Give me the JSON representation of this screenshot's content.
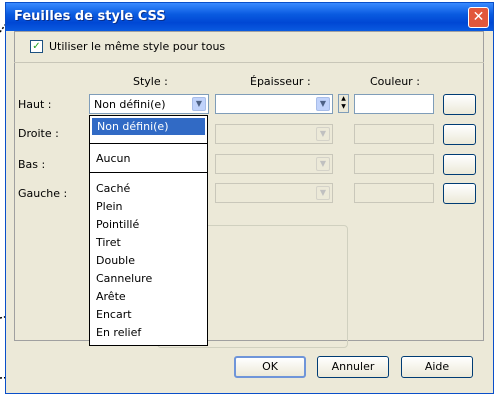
{
  "window": {
    "title": "Feuilles de style CSS",
    "close_symbol": "✕"
  },
  "checkbox": {
    "label": "Utiliser le même style pour tous",
    "checked": true
  },
  "columns": {
    "style": "Style :",
    "epaisseur": "Épaisseur :",
    "couleur": "Couleur :"
  },
  "rows": [
    {
      "label": "Haut :",
      "style_value": "Non défini(e)"
    },
    {
      "label": "Droite :"
    },
    {
      "label": "Bas :"
    },
    {
      "label": "Gauche :"
    }
  ],
  "dropdown": {
    "selected": "Non défini(e)",
    "items": [
      "Aucun",
      "Caché",
      "Plein",
      "Pointillé",
      "Tiret",
      "Double",
      "Cannelure",
      "Arête",
      "Encart",
      "En relief"
    ]
  },
  "buttons": {
    "ok": "OK",
    "cancel": "Annuler",
    "help": "Aide"
  },
  "colors": {
    "title_bar": "#0a5be0",
    "selection": "#316ac5",
    "dialog_bg": "#ece9d8"
  }
}
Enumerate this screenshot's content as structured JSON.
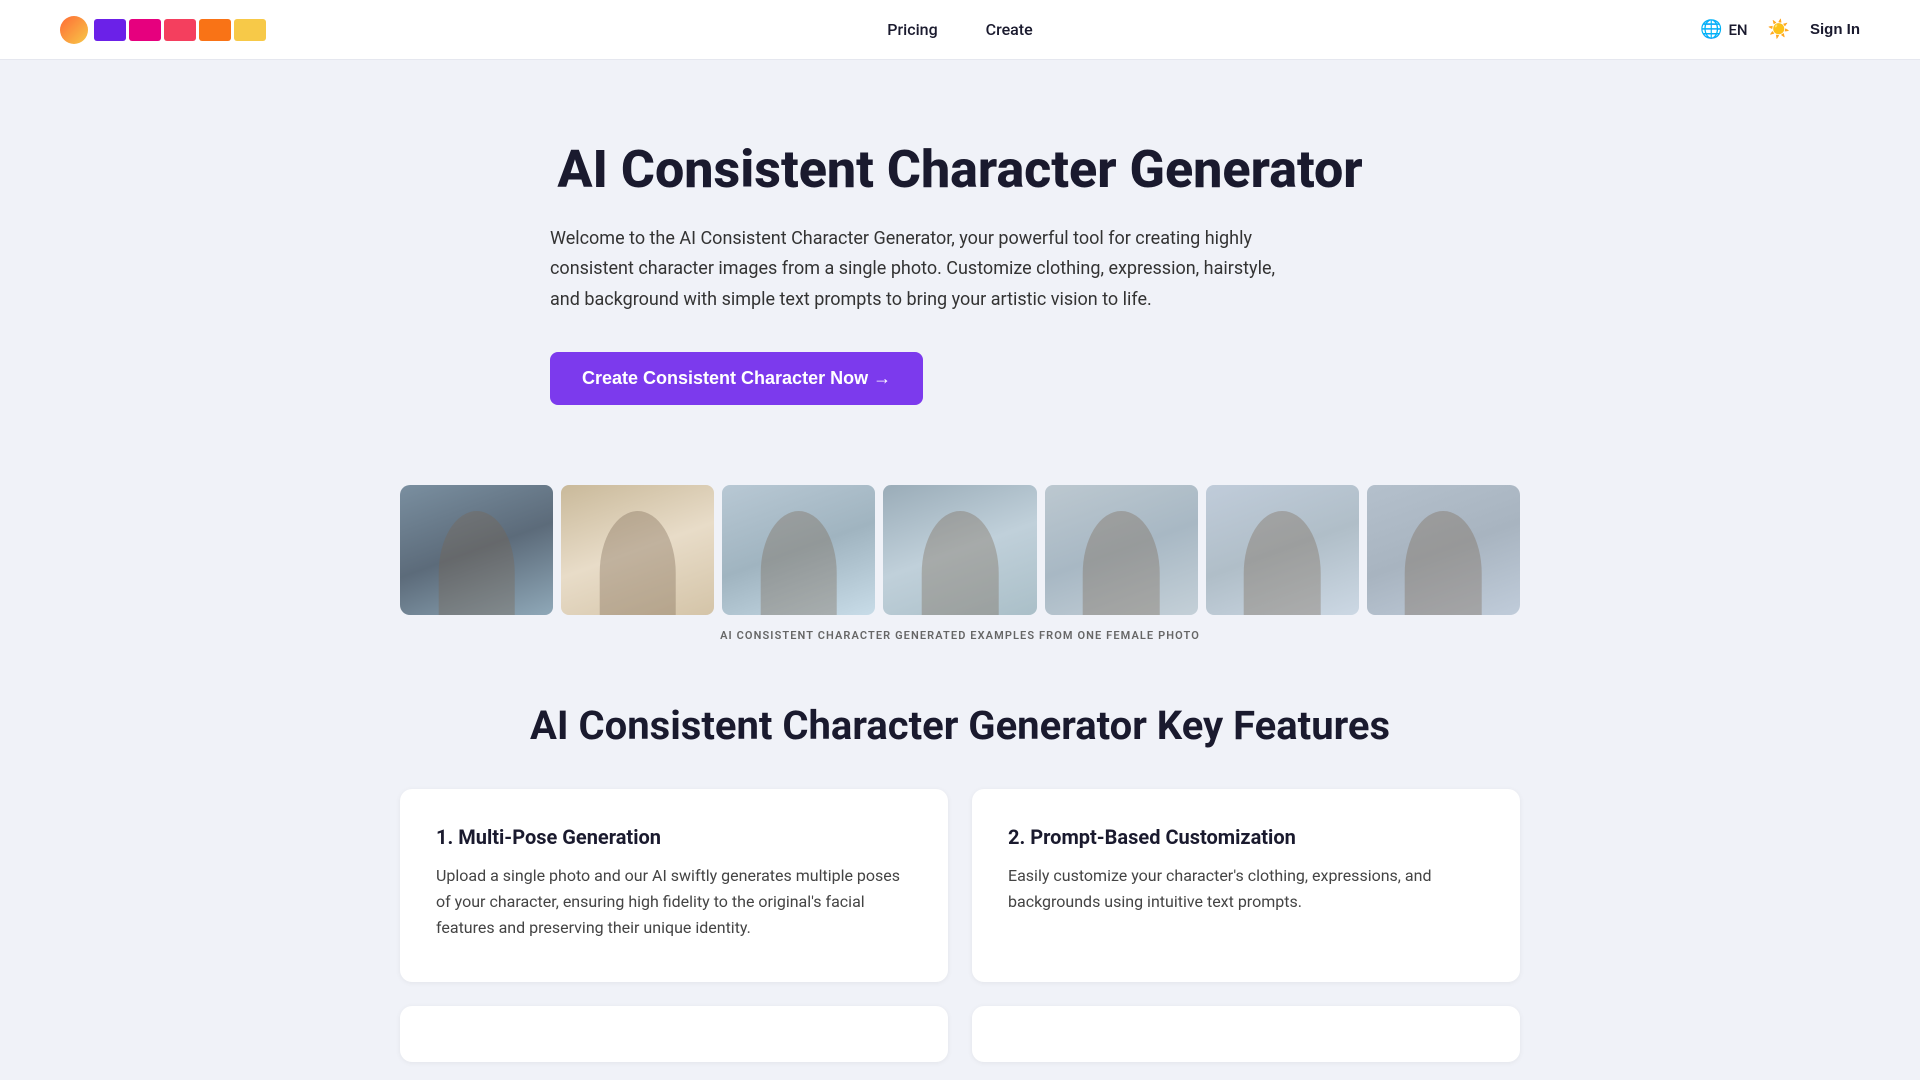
{
  "nav": {
    "pricing_label": "Pricing",
    "create_label": "Create",
    "lang_label": "EN",
    "sign_in_label": "Sign In"
  },
  "hero": {
    "title": "AI Consistent Character Generator",
    "description": "Welcome to the AI Consistent Character Generator, your powerful tool for creating highly consistent character images from a single photo. Customize clothing, expression, hairstyle, and background with simple text prompts to bring your artistic vision to life.",
    "cta_label": "Create Consistent Character Now →"
  },
  "gallery": {
    "caption": "AI CONSISTENT CHARACTER GENERATED EXAMPLES FROM ONE FEMALE PHOTO",
    "images": [
      {
        "id": "img-1",
        "alt": "Character example 1"
      },
      {
        "id": "img-2",
        "alt": "Character example 2"
      },
      {
        "id": "img-3",
        "alt": "Character example 3"
      },
      {
        "id": "img-4",
        "alt": "Character example 4"
      },
      {
        "id": "img-5",
        "alt": "Character example 5"
      },
      {
        "id": "img-6",
        "alt": "Character example 6"
      },
      {
        "id": "img-7",
        "alt": "Character example 7"
      }
    ]
  },
  "features": {
    "section_title": "AI Consistent Character Generator Key Features",
    "cards": [
      {
        "id": "feature-1",
        "title": "1. Multi-Pose Generation",
        "description": "Upload a single photo and our AI swiftly generates multiple poses of your character, ensuring high fidelity to the original's facial features and preserving their unique identity."
      },
      {
        "id": "feature-2",
        "title": "2. Prompt-Based Customization",
        "description": "Easily customize your character's clothing, expressions, and backgrounds using intuitive text prompts."
      }
    ]
  }
}
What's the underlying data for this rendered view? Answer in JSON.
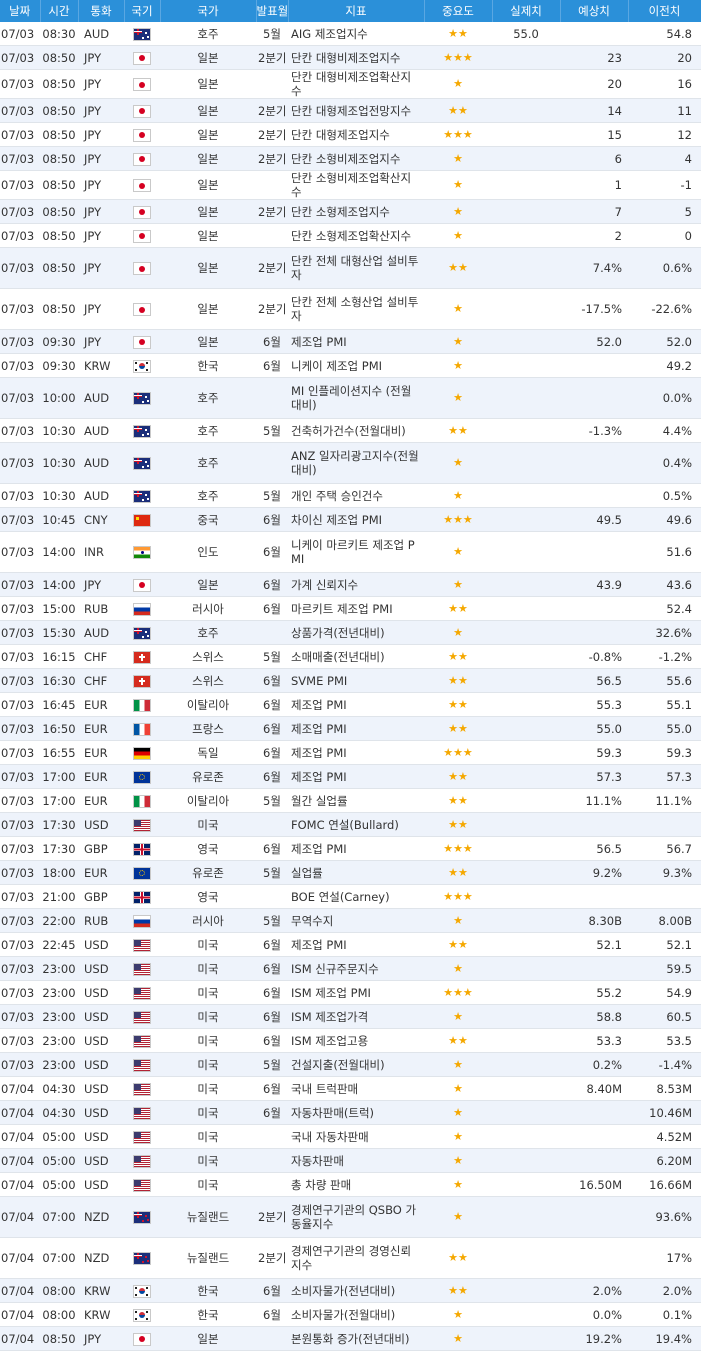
{
  "header": {
    "date": "날짜",
    "time": "시간",
    "currency": "통화",
    "flag": "국기",
    "country": "국가",
    "period": "발표월",
    "indicator": "지표",
    "importance": "중요도",
    "actual": "실제치",
    "forecast": "예상치",
    "previous": "이전치"
  },
  "rows": [
    {
      "date": "07/03",
      "time": "08:30",
      "cur": "AUD",
      "flag": "AU",
      "country": "호주",
      "period": "5월",
      "indicator": "AIG 제조업지수",
      "stars": "★★",
      "actual": "55.0",
      "forecast": "",
      "previous": "54.8"
    },
    {
      "date": "07/03",
      "time": "08:50",
      "cur": "JPY",
      "flag": "JP",
      "country": "일본",
      "period": "2분기",
      "indicator": "단칸 대형비제조업지수",
      "stars": "★★★",
      "actual": "",
      "forecast": "23",
      "previous": "20"
    },
    {
      "date": "07/03",
      "time": "08:50",
      "cur": "JPY",
      "flag": "JP",
      "country": "일본",
      "period": "",
      "indicator": "단칸 대형비제조업확산지수",
      "stars": "★",
      "actual": "",
      "forecast": "20",
      "previous": "16"
    },
    {
      "date": "07/03",
      "time": "08:50",
      "cur": "JPY",
      "flag": "JP",
      "country": "일본",
      "period": "2분기",
      "indicator": "단칸 대형제조업전망지수",
      "stars": "★★",
      "actual": "",
      "forecast": "14",
      "previous": "11"
    },
    {
      "date": "07/03",
      "time": "08:50",
      "cur": "JPY",
      "flag": "JP",
      "country": "일본",
      "period": "2분기",
      "indicator": "단칸 대형제조업지수",
      "stars": "★★★",
      "actual": "",
      "forecast": "15",
      "previous": "12"
    },
    {
      "date": "07/03",
      "time": "08:50",
      "cur": "JPY",
      "flag": "JP",
      "country": "일본",
      "period": "2분기",
      "indicator": "단칸 소형비제조업지수",
      "stars": "★",
      "actual": "",
      "forecast": "6",
      "previous": "4"
    },
    {
      "date": "07/03",
      "time": "08:50",
      "cur": "JPY",
      "flag": "JP",
      "country": "일본",
      "period": "",
      "indicator": "단칸 소형비제조업확산지수",
      "stars": "★",
      "actual": "",
      "forecast": "1",
      "previous": "-1"
    },
    {
      "date": "07/03",
      "time": "08:50",
      "cur": "JPY",
      "flag": "JP",
      "country": "일본",
      "period": "2분기",
      "indicator": "단칸 소형제조업지수",
      "stars": "★",
      "actual": "",
      "forecast": "7",
      "previous": "5"
    },
    {
      "date": "07/03",
      "time": "08:50",
      "cur": "JPY",
      "flag": "JP",
      "country": "일본",
      "period": "",
      "indicator": "단칸 소형제조업확산지수",
      "stars": "★",
      "actual": "",
      "forecast": "2",
      "previous": "0"
    },
    {
      "date": "07/03",
      "time": "08:50",
      "cur": "JPY",
      "flag": "JP",
      "country": "일본",
      "period": "2분기",
      "indicator": "단칸 전체 대형산업 설비투자",
      "stars": "★★",
      "actual": "",
      "forecast": "7.4%",
      "previous": "0.6%",
      "tall": true
    },
    {
      "date": "07/03",
      "time": "08:50",
      "cur": "JPY",
      "flag": "JP",
      "country": "일본",
      "period": "2분기",
      "indicator": "단칸 전체 소형산업 설비투자",
      "stars": "★",
      "actual": "",
      "forecast": "-17.5%",
      "previous": "-22.6%",
      "tall": true
    },
    {
      "date": "07/03",
      "time": "09:30",
      "cur": "JPY",
      "flag": "JP",
      "country": "일본",
      "period": "6월",
      "indicator": "제조업 PMI",
      "stars": "★",
      "actual": "",
      "forecast": "52.0",
      "previous": "52.0"
    },
    {
      "date": "07/03",
      "time": "09:30",
      "cur": "KRW",
      "flag": "KR",
      "country": "한국",
      "period": "6월",
      "indicator": "니케이 제조업 PMI",
      "stars": "★",
      "actual": "",
      "forecast": "",
      "previous": "49.2"
    },
    {
      "date": "07/03",
      "time": "10:00",
      "cur": "AUD",
      "flag": "AU",
      "country": "호주",
      "period": "",
      "indicator": "MI 인플레이션지수 (전월대비)",
      "stars": "★",
      "actual": "",
      "forecast": "",
      "previous": "0.0%",
      "tall": true
    },
    {
      "date": "07/03",
      "time": "10:30",
      "cur": "AUD",
      "flag": "AU",
      "country": "호주",
      "period": "5월",
      "indicator": "건축허가건수(전월대비)",
      "stars": "★★",
      "actual": "",
      "forecast": "-1.3%",
      "previous": "4.4%"
    },
    {
      "date": "07/03",
      "time": "10:30",
      "cur": "AUD",
      "flag": "AU",
      "country": "호주",
      "period": "",
      "indicator": "ANZ 일자리광고지수(전월대비)",
      "stars": "★",
      "actual": "",
      "forecast": "",
      "previous": "0.4%",
      "tall": true
    },
    {
      "date": "07/03",
      "time": "10:30",
      "cur": "AUD",
      "flag": "AU",
      "country": "호주",
      "period": "5월",
      "indicator": "개인 주택 승인건수",
      "stars": "★",
      "actual": "",
      "forecast": "",
      "previous": "0.5%"
    },
    {
      "date": "07/03",
      "time": "10:45",
      "cur": "CNY",
      "flag": "CN",
      "country": "중국",
      "period": "6월",
      "indicator": "차이신 제조업 PMI",
      "stars": "★★★",
      "actual": "",
      "forecast": "49.5",
      "previous": "49.6"
    },
    {
      "date": "07/03",
      "time": "14:00",
      "cur": "INR",
      "flag": "IN",
      "country": "인도",
      "period": "6월",
      "indicator": "니케이 마르키트 제조업 PMI",
      "stars": "★",
      "actual": "",
      "forecast": "",
      "previous": "51.6",
      "tall": true
    },
    {
      "date": "07/03",
      "time": "14:00",
      "cur": "JPY",
      "flag": "JP",
      "country": "일본",
      "period": "6월",
      "indicator": "가계 신뢰지수",
      "stars": "★",
      "actual": "",
      "forecast": "43.9",
      "previous": "43.6"
    },
    {
      "date": "07/03",
      "time": "15:00",
      "cur": "RUB",
      "flag": "RU",
      "country": "러시아",
      "period": "6월",
      "indicator": "마르키트 제조업 PMI",
      "stars": "★★",
      "actual": "",
      "forecast": "",
      "previous": "52.4"
    },
    {
      "date": "07/03",
      "time": "15:30",
      "cur": "AUD",
      "flag": "AU",
      "country": "호주",
      "period": "",
      "indicator": "상품가격(전년대비)",
      "stars": "★",
      "actual": "",
      "forecast": "",
      "previous": "32.6%"
    },
    {
      "date": "07/03",
      "time": "16:15",
      "cur": "CHF",
      "flag": "CH",
      "country": "스위스",
      "period": "5월",
      "indicator": "소매매출(전년대비)",
      "stars": "★★",
      "actual": "",
      "forecast": "-0.8%",
      "previous": "-1.2%"
    },
    {
      "date": "07/03",
      "time": "16:30",
      "cur": "CHF",
      "flag": "CH",
      "country": "스위스",
      "period": "6월",
      "indicator": "SVME PMI",
      "stars": "★★",
      "actual": "",
      "forecast": "56.5",
      "previous": "55.6"
    },
    {
      "date": "07/03",
      "time": "16:45",
      "cur": "EUR",
      "flag": "IT",
      "country": "이탈리아",
      "period": "6월",
      "indicator": "제조업 PMI",
      "stars": "★★",
      "actual": "",
      "forecast": "55.3",
      "previous": "55.1"
    },
    {
      "date": "07/03",
      "time": "16:50",
      "cur": "EUR",
      "flag": "FR",
      "country": "프랑스",
      "period": "6월",
      "indicator": "제조업 PMI",
      "stars": "★★",
      "actual": "",
      "forecast": "55.0",
      "previous": "55.0"
    },
    {
      "date": "07/03",
      "time": "16:55",
      "cur": "EUR",
      "flag": "DE",
      "country": "독일",
      "period": "6월",
      "indicator": "제조업 PMI",
      "stars": "★★★",
      "actual": "",
      "forecast": "59.3",
      "previous": "59.3"
    },
    {
      "date": "07/03",
      "time": "17:00",
      "cur": "EUR",
      "flag": "EU",
      "country": "유로존",
      "period": "6월",
      "indicator": "제조업 PMI",
      "stars": "★★",
      "actual": "",
      "forecast": "57.3",
      "previous": "57.3"
    },
    {
      "date": "07/03",
      "time": "17:00",
      "cur": "EUR",
      "flag": "IT",
      "country": "이탈리아",
      "period": "5월",
      "indicator": "월간 실업률",
      "stars": "★★",
      "actual": "",
      "forecast": "11.1%",
      "previous": "11.1%"
    },
    {
      "date": "07/03",
      "time": "17:30",
      "cur": "USD",
      "flag": "US",
      "country": "미국",
      "period": "",
      "indicator": "FOMC 연설(Bullard)",
      "stars": "★★",
      "actual": "",
      "forecast": "",
      "previous": ""
    },
    {
      "date": "07/03",
      "time": "17:30",
      "cur": "GBP",
      "flag": "GB",
      "country": "영국",
      "period": "6월",
      "indicator": "제조업 PMI",
      "stars": "★★★",
      "actual": "",
      "forecast": "56.5",
      "previous": "56.7"
    },
    {
      "date": "07/03",
      "time": "18:00",
      "cur": "EUR",
      "flag": "EU",
      "country": "유로존",
      "period": "5월",
      "indicator": "실업률",
      "stars": "★★",
      "actual": "",
      "forecast": "9.2%",
      "previous": "9.3%"
    },
    {
      "date": "07/03",
      "time": "21:00",
      "cur": "GBP",
      "flag": "GB",
      "country": "영국",
      "period": "",
      "indicator": "BOE 연설(Carney)",
      "stars": "★★★",
      "actual": "",
      "forecast": "",
      "previous": ""
    },
    {
      "date": "07/03",
      "time": "22:00",
      "cur": "RUB",
      "flag": "RU",
      "country": "러시아",
      "period": "5월",
      "indicator": "무역수지",
      "stars": "★",
      "actual": "",
      "forecast": "8.30B",
      "previous": "8.00B"
    },
    {
      "date": "07/03",
      "time": "22:45",
      "cur": "USD",
      "flag": "US",
      "country": "미국",
      "period": "6월",
      "indicator": "제조업 PMI",
      "stars": "★★",
      "actual": "",
      "forecast": "52.1",
      "previous": "52.1"
    },
    {
      "date": "07/03",
      "time": "23:00",
      "cur": "USD",
      "flag": "US",
      "country": "미국",
      "period": "6월",
      "indicator": "ISM 신규주문지수",
      "stars": "★",
      "actual": "",
      "forecast": "",
      "previous": "59.5"
    },
    {
      "date": "07/03",
      "time": "23:00",
      "cur": "USD",
      "flag": "US",
      "country": "미국",
      "period": "6월",
      "indicator": "ISM 제조업 PMI",
      "stars": "★★★",
      "actual": "",
      "forecast": "55.2",
      "previous": "54.9"
    },
    {
      "date": "07/03",
      "time": "23:00",
      "cur": "USD",
      "flag": "US",
      "country": "미국",
      "period": "6월",
      "indicator": "ISM 제조업가격",
      "stars": "★",
      "actual": "",
      "forecast": "58.8",
      "previous": "60.5"
    },
    {
      "date": "07/03",
      "time": "23:00",
      "cur": "USD",
      "flag": "US",
      "country": "미국",
      "period": "6월",
      "indicator": "ISM 제조업고용",
      "stars": "★★",
      "actual": "",
      "forecast": "53.3",
      "previous": "53.5"
    },
    {
      "date": "07/03",
      "time": "23:00",
      "cur": "USD",
      "flag": "US",
      "country": "미국",
      "period": "5월",
      "indicator": "건설지출(전월대비)",
      "stars": "★",
      "actual": "",
      "forecast": "0.2%",
      "previous": "-1.4%"
    },
    {
      "date": "07/04",
      "time": "04:30",
      "cur": "USD",
      "flag": "US",
      "country": "미국",
      "period": "6월",
      "indicator": "국내 트럭판매",
      "stars": "★",
      "actual": "",
      "forecast": "8.40M",
      "previous": "8.53M"
    },
    {
      "date": "07/04",
      "time": "04:30",
      "cur": "USD",
      "flag": "US",
      "country": "미국",
      "period": "6월",
      "indicator": "자동차판매(트럭)",
      "stars": "★",
      "actual": "",
      "forecast": "",
      "previous": "10.46M"
    },
    {
      "date": "07/04",
      "time": "05:00",
      "cur": "USD",
      "flag": "US",
      "country": "미국",
      "period": "",
      "indicator": "국내 자동차판매",
      "stars": "★",
      "actual": "",
      "forecast": "",
      "previous": "4.52M"
    },
    {
      "date": "07/04",
      "time": "05:00",
      "cur": "USD",
      "flag": "US",
      "country": "미국",
      "period": "",
      "indicator": "자동차판매",
      "stars": "★",
      "actual": "",
      "forecast": "",
      "previous": "6.20M"
    },
    {
      "date": "07/04",
      "time": "05:00",
      "cur": "USD",
      "flag": "US",
      "country": "미국",
      "period": "",
      "indicator": "총 차량 판매",
      "stars": "★",
      "actual": "",
      "forecast": "16.50M",
      "previous": "16.66M"
    },
    {
      "date": "07/04",
      "time": "07:00",
      "cur": "NZD",
      "flag": "NZ",
      "country": "뉴질랜드",
      "period": "2분기",
      "indicator": "경제연구기관의 QSBO 가동율지수",
      "stars": "★",
      "actual": "",
      "forecast": "",
      "previous": "93.6%",
      "tall": true
    },
    {
      "date": "07/04",
      "time": "07:00",
      "cur": "NZD",
      "flag": "NZ",
      "country": "뉴질랜드",
      "period": "2분기",
      "indicator": "경제연구기관의 경영신뢰지수",
      "stars": "★★",
      "actual": "",
      "forecast": "",
      "previous": "17%",
      "tall": true
    },
    {
      "date": "07/04",
      "time": "08:00",
      "cur": "KRW",
      "flag": "KR",
      "country": "한국",
      "period": "6월",
      "indicator": "소비자물가(전년대비)",
      "stars": "★★",
      "actual": "",
      "forecast": "2.0%",
      "previous": "2.0%"
    },
    {
      "date": "07/04",
      "time": "08:00",
      "cur": "KRW",
      "flag": "KR",
      "country": "한국",
      "period": "6월",
      "indicator": "소비자물가(전월대비)",
      "stars": "★",
      "actual": "",
      "forecast": "0.0%",
      "previous": "0.1%"
    },
    {
      "date": "07/04",
      "time": "08:50",
      "cur": "JPY",
      "flag": "JP",
      "country": "일본",
      "period": "",
      "indicator": "본원통화 증가(전년대비)",
      "stars": "★",
      "actual": "",
      "forecast": "19.2%",
      "previous": "19.4%"
    }
  ]
}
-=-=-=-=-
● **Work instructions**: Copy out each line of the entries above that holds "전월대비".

● **Answer to the exercise**:
      "indicator": "MI 인플레이션지수 (전월대비)",
      "indicator": "건축허가건수(전월대비)",
      "indicator": "ANZ 일자리광고지수(전월대비)",
      "indicator": "건설지출(전월대비)",
      "indicator": "소비자물가(전월대비)",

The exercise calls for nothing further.